**Unveiling Quantum Mysteries through Parallel Worlds**

Recent research from **Griffith University** and **UC Davis** has provided intriguing support for Poirier’s hypothesis. They introduced an approach to quantum phenomena in which all quantum effects are due to interactions between a large but finite number N of parallel worlds. A number of generic quantum effects are shown to be consequences of the mutual **repulsion** between these worlds.

Think of these parallel worlds as a set of invisible dance partners, each moving to its own rhythm. But here’s the twist: they don’t like getting too close. Just like when you try to push two magnets together and they push back, these parallel worlds push away from each other. This push and pull, called **repulsion**, turns out to be the key to understanding why particles in the quantum world can do things that seem impossible.

One of these quantum tricks is the **quantum tunnelling**. Imagine a tiny particle trapped in a box. Classically, it shouldn’t be able to escape, like a marble stuck in a bowl. But in the quantum world, thanks to the repulsion between parallel worlds, the particle can magically sneak through the walls of the box and appear on the other side.

Now, think about particles that can be in two places at once. It’s like being in two different classrooms at the same time. Sounds crazy, right? But in the quantum world of parallel worlds, this is possible because the repulsion between the worlds lets particles exist in many places simultaneously.

So, the next time you hear about particles tunnelling through barriers or being in multiple places at once, remember the parallel worlds and their repulsive dance. They hold the key to the quantum mysteries that continue to amaze and puzzle scientists.

**References**

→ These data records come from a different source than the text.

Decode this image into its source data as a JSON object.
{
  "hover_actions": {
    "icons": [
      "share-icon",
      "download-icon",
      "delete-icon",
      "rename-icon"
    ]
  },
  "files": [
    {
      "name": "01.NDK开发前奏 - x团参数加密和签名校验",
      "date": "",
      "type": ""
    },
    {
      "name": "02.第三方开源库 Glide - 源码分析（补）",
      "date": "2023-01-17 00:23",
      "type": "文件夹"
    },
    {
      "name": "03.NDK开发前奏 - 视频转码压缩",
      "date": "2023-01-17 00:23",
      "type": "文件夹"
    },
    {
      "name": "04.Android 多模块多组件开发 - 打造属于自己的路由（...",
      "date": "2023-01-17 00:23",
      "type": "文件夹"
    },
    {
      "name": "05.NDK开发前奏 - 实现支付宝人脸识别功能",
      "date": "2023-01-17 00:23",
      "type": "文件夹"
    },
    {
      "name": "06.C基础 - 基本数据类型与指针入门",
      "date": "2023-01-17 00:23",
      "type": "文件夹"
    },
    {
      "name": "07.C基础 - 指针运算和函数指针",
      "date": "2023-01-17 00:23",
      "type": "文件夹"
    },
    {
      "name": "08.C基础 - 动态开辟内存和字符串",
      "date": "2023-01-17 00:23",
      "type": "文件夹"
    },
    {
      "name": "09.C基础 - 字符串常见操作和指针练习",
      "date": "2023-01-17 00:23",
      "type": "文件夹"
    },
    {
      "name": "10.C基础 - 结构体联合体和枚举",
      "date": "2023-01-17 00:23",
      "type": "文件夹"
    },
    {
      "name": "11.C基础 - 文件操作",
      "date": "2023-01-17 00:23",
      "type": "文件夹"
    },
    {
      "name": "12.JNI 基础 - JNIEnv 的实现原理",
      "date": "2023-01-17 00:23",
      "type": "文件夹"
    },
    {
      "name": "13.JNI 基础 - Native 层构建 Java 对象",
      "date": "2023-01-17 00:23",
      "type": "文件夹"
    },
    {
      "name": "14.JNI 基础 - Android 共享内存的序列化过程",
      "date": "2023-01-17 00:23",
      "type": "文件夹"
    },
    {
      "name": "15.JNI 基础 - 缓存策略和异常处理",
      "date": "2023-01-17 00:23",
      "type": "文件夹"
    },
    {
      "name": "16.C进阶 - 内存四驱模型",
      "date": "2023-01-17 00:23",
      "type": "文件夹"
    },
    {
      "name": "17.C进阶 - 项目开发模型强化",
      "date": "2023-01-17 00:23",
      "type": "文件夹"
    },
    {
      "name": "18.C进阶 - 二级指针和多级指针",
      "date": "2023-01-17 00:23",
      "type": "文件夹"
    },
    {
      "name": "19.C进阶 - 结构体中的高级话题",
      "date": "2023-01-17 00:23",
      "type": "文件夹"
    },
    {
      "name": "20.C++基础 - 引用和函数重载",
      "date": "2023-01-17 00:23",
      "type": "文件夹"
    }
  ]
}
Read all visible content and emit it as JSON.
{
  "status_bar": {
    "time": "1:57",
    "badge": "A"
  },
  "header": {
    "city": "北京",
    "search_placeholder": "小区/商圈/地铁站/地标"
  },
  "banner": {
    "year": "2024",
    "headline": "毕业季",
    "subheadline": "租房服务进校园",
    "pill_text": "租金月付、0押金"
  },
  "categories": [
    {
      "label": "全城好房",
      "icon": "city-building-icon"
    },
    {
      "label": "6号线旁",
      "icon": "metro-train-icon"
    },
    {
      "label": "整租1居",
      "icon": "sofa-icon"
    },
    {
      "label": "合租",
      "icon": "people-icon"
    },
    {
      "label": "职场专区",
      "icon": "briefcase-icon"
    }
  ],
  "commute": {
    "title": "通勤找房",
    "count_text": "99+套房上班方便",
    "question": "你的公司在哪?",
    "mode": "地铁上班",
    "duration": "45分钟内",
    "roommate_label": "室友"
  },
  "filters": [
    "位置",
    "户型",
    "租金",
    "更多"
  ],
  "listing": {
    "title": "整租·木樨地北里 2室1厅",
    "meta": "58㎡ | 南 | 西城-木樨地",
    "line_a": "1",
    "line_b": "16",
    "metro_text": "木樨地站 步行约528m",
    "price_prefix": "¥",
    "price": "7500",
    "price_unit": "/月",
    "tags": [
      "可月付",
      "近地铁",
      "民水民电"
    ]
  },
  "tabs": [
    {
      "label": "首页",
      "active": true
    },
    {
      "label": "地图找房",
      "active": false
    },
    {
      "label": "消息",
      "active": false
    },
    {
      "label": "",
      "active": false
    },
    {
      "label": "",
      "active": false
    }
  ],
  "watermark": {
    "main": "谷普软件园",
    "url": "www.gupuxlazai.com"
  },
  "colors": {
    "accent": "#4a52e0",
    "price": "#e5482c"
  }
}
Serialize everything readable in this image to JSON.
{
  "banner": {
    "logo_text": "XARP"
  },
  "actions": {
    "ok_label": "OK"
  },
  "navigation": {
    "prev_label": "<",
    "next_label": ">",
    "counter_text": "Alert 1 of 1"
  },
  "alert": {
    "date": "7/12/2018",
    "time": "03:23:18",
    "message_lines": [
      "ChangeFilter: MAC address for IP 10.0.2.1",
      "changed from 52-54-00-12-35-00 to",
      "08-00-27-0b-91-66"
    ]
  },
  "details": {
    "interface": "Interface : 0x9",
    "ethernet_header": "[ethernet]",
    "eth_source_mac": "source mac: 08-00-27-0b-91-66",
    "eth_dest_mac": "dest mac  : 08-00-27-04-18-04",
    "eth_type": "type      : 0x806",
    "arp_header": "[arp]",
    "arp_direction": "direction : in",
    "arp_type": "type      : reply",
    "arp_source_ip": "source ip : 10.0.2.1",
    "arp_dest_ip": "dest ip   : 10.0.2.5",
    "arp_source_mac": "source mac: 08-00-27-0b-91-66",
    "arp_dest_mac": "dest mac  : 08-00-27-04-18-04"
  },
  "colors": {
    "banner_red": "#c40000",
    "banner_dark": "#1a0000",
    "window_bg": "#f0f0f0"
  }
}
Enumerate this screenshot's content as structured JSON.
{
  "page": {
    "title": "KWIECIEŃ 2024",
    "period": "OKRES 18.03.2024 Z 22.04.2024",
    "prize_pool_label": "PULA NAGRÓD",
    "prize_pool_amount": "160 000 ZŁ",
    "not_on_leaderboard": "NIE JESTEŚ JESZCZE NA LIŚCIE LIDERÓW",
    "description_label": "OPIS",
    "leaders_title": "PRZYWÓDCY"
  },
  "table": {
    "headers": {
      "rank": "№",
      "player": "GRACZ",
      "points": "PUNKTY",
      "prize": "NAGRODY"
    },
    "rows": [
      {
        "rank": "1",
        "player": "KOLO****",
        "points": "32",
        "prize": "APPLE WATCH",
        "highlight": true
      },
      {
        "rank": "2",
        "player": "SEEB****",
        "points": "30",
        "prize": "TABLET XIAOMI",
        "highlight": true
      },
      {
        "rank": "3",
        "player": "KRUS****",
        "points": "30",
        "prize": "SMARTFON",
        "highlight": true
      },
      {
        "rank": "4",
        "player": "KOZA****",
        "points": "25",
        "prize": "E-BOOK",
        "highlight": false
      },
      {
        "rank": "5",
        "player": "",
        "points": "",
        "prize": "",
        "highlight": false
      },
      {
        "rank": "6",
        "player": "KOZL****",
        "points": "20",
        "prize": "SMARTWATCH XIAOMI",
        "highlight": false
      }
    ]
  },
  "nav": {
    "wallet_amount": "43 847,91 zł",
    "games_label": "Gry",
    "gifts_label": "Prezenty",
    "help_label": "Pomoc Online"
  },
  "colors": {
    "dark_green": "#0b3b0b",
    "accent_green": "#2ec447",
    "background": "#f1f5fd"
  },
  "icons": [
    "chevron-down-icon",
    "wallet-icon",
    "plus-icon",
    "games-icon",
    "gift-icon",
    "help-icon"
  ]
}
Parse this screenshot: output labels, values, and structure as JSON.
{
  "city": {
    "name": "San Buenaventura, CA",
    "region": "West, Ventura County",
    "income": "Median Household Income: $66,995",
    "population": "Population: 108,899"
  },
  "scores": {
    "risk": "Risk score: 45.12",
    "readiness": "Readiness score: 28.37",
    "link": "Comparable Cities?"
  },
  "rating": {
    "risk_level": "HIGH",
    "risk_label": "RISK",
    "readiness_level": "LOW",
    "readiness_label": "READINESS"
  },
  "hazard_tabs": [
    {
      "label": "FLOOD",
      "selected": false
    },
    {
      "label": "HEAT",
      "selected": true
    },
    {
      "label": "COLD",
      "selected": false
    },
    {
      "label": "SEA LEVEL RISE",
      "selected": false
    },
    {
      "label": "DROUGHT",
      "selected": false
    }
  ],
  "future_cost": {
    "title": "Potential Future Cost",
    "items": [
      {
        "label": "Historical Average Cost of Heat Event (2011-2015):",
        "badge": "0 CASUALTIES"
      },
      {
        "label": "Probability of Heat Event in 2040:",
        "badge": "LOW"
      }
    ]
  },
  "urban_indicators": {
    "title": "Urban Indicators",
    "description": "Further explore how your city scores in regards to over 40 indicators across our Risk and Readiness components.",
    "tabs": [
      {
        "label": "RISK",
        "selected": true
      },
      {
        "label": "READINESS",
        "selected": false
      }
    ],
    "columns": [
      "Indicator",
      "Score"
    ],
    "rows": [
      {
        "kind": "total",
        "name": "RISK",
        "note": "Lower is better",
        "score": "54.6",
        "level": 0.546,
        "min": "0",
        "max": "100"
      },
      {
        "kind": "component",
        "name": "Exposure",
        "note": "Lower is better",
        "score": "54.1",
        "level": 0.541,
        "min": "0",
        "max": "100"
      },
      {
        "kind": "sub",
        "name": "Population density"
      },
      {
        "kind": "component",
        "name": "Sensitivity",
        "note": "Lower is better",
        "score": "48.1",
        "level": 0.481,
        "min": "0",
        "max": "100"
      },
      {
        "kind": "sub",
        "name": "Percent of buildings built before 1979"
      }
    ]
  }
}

- Poirier, B. (2019). Many Interacting Worlds Theory of Quantum Mechanics. Physical Review X, 9(4), 041052.
- Carroll, S. (2019). Something Deeply Hidden: Quantum Worlds and the Emergence of Spacetime. Dutton.
- Vilenkin, A. (2011). The Many Worlds Interpretation of Quantum Mechanics. Scientific American.
- Stanford Encyclopedia of Philosophy. (2021). Interpretations of Quantum Mechanics.
- Space.com. (2023). How an inflating universe could create a multiverse.